---- Provided data
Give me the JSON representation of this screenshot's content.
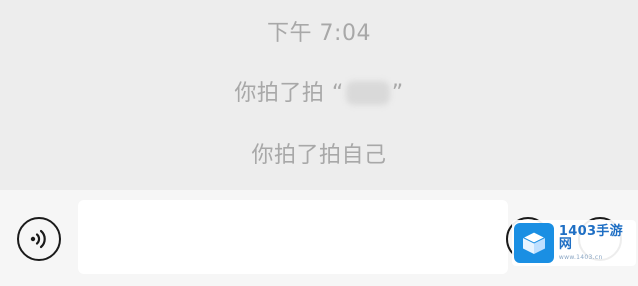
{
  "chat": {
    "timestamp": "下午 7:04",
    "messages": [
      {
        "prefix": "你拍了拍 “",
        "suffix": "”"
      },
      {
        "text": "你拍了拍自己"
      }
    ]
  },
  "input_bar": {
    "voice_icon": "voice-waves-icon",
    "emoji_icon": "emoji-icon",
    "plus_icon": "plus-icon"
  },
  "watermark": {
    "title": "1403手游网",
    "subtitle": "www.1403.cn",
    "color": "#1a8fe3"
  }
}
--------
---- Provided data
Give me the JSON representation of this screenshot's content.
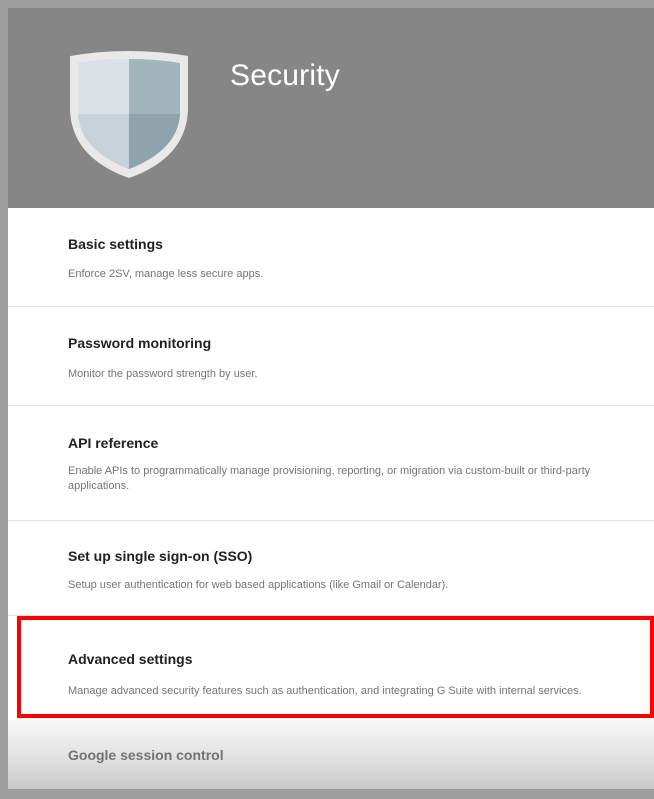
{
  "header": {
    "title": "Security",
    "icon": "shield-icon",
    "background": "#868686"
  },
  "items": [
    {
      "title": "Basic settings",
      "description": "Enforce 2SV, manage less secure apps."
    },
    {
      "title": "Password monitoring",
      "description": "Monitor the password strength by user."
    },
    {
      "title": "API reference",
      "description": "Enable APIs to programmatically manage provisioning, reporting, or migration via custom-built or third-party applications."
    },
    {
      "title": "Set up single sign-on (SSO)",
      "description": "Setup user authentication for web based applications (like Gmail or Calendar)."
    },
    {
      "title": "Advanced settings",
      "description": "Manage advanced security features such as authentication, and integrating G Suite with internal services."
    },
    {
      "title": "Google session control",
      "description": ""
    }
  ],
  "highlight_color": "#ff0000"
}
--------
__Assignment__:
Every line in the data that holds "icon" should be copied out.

__Response box__:
    "voice_icon": "voice-waves-icon",
    "emoji_icon": "emoji-icon",
    "plus_icon": "plus-icon"
    "icon": "shield-icon",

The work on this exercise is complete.